A droplet moving up an inclined surface. Shaking moves the drop in such a way that it forces it to defy gravity and move upward.
Credit: Philippe Brunet

Gravity-defying drops of liquid can travel uphill if the surface they are sitting on is shaken up and down vigorously enough, a new study finds.

If you've ever looked out a window on a rainy day, you've probably noticed that small drops of water tend to stay where they fall, while big ones roll down the glass. Small drops stay still because the surface tension holding them up is balanced against the force of gravity pulling them down. But for bigger drops, gravity overwhelms the surface tension force and causes the drop to slide down.

Mathematicians at the University of Bristol have shown that not only can small drops withstand the force of gravity, they can completely defy it. Even on an incline as steep as 85 degrees (almost perpendicular to the ground), small drops can travel uphill if the surface vibrates strongly enough.

"As the shaking plate rises, the drop is compressed, while it bulges upward as the plate falls," explained researcher Jens Eggers. "If the shaking is vigorous enough to overcome the surface tension experienced as the drop is compressed, the drop will tend to lean forward, producing a net force which drives the drop uphill."

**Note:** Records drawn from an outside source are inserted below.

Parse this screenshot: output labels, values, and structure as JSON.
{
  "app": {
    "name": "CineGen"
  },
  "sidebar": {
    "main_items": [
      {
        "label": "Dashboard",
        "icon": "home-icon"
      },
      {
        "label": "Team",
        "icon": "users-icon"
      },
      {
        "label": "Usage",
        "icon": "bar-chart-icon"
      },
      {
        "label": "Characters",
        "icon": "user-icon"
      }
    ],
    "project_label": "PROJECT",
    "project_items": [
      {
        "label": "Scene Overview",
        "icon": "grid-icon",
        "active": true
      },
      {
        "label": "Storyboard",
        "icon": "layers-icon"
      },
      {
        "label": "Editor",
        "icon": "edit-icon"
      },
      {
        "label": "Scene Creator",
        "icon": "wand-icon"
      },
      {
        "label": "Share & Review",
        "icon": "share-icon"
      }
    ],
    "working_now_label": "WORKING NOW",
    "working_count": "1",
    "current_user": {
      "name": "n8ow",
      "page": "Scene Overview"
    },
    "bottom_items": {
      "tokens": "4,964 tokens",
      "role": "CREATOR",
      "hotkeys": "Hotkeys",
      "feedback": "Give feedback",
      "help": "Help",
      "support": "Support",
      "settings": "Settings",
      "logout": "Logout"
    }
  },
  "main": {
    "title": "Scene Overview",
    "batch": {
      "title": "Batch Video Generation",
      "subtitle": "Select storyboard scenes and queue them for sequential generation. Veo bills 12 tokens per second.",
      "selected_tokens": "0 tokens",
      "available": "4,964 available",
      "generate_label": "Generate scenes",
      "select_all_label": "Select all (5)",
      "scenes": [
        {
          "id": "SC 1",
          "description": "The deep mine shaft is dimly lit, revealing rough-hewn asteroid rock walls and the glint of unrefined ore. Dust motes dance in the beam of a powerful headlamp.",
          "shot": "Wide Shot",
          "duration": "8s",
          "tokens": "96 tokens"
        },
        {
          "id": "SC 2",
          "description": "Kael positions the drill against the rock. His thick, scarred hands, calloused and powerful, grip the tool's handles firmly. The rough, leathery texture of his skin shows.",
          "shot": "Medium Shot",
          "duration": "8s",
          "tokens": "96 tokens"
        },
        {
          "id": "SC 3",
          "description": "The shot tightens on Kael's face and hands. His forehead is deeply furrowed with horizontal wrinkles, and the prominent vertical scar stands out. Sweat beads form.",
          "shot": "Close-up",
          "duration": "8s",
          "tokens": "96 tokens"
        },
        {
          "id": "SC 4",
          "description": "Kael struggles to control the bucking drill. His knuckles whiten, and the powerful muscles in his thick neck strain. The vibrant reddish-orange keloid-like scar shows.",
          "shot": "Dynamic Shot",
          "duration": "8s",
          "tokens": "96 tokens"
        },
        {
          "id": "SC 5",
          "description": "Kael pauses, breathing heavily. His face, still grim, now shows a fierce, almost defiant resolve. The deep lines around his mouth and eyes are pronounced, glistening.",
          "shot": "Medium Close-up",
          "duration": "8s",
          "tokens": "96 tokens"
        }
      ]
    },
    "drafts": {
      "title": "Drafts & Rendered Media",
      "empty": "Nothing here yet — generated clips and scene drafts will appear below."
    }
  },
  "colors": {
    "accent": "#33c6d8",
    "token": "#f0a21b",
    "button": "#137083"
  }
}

Drops must be just the right size, as large drops will tend to break apart under the forces applied to them. Similarly, the liquid's viscosity is important: Pure water droplets aren't strong enough to hold together and would break apart, and liquids that are too thick will move too slowly. The results will be published online this week in the journal Physical Review Letters.

Scientists have previously used extremely hot surfaces to force water to move up an incline.

Understanding how to move these tiny droplets could help improve certain processes, like arranging pieces of DNA, said Egger's colleague Philippe Brunet.